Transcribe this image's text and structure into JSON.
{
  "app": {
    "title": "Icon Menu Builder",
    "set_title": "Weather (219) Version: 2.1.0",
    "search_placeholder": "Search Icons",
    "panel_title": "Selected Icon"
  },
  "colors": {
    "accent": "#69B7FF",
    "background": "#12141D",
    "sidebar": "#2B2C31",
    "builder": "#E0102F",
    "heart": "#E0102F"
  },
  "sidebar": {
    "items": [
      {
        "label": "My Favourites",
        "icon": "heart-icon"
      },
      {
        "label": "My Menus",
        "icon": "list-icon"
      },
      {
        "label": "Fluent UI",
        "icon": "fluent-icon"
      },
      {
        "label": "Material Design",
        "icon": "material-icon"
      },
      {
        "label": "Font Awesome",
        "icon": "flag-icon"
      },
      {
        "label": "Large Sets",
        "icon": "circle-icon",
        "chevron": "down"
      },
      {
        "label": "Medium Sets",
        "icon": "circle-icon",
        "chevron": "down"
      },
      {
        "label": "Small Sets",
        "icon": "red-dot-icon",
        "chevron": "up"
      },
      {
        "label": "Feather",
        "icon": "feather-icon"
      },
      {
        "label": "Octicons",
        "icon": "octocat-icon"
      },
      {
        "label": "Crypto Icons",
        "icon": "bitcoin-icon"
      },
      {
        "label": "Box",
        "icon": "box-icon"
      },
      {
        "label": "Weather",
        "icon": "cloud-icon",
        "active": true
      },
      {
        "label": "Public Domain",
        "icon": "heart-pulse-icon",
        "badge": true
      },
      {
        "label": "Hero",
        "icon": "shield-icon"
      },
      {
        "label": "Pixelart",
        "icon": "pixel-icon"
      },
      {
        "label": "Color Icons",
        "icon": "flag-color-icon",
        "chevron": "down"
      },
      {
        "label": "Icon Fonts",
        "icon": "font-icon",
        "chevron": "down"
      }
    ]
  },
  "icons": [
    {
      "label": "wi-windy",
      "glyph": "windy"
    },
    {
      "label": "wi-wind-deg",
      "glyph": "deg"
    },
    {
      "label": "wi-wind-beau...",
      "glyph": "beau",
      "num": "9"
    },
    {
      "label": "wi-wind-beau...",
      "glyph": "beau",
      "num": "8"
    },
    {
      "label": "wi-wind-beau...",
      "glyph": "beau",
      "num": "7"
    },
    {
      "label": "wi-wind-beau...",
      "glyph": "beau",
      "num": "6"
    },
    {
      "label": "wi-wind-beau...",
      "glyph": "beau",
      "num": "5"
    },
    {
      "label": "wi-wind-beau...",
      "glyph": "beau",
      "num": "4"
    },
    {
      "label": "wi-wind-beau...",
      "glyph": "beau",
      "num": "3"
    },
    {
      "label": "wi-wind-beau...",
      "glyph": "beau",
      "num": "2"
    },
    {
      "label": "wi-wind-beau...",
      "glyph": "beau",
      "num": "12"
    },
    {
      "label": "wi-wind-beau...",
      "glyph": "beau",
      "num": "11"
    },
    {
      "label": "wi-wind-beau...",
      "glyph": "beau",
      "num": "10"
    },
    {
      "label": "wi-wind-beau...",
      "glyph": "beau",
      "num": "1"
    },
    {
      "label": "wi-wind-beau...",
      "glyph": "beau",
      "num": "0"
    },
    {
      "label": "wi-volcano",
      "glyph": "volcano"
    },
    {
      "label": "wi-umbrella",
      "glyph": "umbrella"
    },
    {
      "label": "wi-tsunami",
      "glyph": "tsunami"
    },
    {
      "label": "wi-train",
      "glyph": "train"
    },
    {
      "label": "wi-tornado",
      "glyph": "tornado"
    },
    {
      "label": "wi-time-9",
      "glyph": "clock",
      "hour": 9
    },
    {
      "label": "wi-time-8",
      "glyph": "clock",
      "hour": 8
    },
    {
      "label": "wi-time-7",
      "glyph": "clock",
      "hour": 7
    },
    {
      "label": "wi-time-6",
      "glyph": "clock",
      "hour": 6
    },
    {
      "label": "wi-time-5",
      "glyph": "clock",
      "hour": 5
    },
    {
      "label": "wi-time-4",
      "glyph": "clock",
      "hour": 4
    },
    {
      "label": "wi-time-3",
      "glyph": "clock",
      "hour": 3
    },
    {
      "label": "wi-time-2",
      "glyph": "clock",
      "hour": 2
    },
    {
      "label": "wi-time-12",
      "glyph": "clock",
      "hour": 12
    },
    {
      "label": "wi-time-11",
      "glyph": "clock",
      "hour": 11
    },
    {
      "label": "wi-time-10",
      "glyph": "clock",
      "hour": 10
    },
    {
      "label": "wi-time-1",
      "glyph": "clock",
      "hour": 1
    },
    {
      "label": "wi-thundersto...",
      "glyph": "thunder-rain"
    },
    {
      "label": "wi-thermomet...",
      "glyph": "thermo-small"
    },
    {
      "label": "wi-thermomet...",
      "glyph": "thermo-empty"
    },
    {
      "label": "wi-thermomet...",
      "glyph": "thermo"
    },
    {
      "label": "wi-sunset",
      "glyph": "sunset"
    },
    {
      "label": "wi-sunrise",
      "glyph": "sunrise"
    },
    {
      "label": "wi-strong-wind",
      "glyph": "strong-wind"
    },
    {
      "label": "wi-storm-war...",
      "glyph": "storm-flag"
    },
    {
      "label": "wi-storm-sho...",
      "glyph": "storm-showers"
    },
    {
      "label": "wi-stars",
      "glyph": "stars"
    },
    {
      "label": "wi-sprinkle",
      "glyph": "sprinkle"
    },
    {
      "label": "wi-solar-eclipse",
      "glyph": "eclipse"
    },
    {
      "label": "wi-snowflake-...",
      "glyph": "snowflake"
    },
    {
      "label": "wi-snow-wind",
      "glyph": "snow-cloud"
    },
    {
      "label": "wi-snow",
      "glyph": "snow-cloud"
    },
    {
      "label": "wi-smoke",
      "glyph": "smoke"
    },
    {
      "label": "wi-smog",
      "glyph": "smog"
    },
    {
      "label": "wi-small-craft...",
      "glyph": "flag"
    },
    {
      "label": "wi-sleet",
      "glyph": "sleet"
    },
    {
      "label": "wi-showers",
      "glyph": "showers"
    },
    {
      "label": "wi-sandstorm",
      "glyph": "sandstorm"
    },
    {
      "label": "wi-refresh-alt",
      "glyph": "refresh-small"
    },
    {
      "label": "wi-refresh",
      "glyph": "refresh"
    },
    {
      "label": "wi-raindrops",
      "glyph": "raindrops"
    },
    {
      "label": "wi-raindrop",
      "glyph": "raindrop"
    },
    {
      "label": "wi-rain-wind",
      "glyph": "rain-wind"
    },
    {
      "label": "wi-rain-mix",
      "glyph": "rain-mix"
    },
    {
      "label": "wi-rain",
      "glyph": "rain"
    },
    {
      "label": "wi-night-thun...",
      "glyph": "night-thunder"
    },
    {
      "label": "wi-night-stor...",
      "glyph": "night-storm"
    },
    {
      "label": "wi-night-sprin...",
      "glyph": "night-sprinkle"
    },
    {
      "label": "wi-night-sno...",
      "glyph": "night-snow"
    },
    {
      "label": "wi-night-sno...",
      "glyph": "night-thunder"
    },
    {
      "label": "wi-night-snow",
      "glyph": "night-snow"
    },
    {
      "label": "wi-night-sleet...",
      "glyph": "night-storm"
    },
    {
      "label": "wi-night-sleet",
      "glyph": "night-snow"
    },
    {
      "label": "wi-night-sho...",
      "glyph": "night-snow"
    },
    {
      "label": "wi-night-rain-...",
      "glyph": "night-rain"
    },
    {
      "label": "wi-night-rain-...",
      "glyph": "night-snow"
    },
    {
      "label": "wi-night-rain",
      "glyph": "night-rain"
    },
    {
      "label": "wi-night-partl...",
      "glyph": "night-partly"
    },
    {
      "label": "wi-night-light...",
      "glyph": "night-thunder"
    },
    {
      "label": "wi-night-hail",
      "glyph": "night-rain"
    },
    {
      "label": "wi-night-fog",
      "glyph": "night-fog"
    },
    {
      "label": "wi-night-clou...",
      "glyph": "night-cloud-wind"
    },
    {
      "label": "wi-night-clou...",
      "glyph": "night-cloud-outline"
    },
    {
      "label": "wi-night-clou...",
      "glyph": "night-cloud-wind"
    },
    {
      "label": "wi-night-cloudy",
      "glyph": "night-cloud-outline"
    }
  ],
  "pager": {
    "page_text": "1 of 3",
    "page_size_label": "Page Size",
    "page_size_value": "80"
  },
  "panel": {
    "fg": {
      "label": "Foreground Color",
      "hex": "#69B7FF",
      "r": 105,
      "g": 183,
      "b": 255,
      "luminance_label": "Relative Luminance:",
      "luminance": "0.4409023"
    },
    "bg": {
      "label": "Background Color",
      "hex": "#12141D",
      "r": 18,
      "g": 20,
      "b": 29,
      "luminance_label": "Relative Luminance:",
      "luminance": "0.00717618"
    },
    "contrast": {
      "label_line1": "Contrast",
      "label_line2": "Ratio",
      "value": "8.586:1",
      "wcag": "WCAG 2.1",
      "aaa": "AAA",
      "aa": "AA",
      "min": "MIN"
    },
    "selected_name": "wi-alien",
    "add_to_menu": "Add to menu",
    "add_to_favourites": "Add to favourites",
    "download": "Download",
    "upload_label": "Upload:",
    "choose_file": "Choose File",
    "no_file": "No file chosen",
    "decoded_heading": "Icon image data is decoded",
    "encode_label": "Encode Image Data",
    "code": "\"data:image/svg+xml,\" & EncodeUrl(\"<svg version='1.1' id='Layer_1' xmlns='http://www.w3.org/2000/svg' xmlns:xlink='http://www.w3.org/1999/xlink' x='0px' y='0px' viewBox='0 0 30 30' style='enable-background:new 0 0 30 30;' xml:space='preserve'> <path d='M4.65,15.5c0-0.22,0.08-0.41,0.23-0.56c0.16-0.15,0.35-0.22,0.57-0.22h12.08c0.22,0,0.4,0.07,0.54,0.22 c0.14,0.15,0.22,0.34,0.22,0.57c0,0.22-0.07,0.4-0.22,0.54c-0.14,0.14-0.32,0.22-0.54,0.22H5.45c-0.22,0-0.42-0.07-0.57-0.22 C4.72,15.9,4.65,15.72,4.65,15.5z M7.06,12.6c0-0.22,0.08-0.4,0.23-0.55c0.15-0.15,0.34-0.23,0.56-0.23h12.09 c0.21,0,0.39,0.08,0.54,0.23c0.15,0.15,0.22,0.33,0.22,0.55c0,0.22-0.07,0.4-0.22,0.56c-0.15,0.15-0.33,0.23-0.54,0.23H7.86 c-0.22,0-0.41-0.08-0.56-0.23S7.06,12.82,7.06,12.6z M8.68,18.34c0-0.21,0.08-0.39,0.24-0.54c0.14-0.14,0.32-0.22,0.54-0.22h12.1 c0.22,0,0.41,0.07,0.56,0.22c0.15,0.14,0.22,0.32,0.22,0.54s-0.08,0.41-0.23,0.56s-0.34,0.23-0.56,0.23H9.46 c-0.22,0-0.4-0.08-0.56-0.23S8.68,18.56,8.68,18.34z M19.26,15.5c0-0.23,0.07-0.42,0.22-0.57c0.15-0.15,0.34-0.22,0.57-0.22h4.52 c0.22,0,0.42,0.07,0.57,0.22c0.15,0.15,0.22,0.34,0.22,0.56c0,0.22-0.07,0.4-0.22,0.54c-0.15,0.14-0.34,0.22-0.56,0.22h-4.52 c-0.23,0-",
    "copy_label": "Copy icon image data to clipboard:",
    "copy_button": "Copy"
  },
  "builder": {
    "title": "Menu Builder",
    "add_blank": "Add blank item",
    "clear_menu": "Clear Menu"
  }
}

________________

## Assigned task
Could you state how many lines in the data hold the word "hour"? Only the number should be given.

## Completed task
12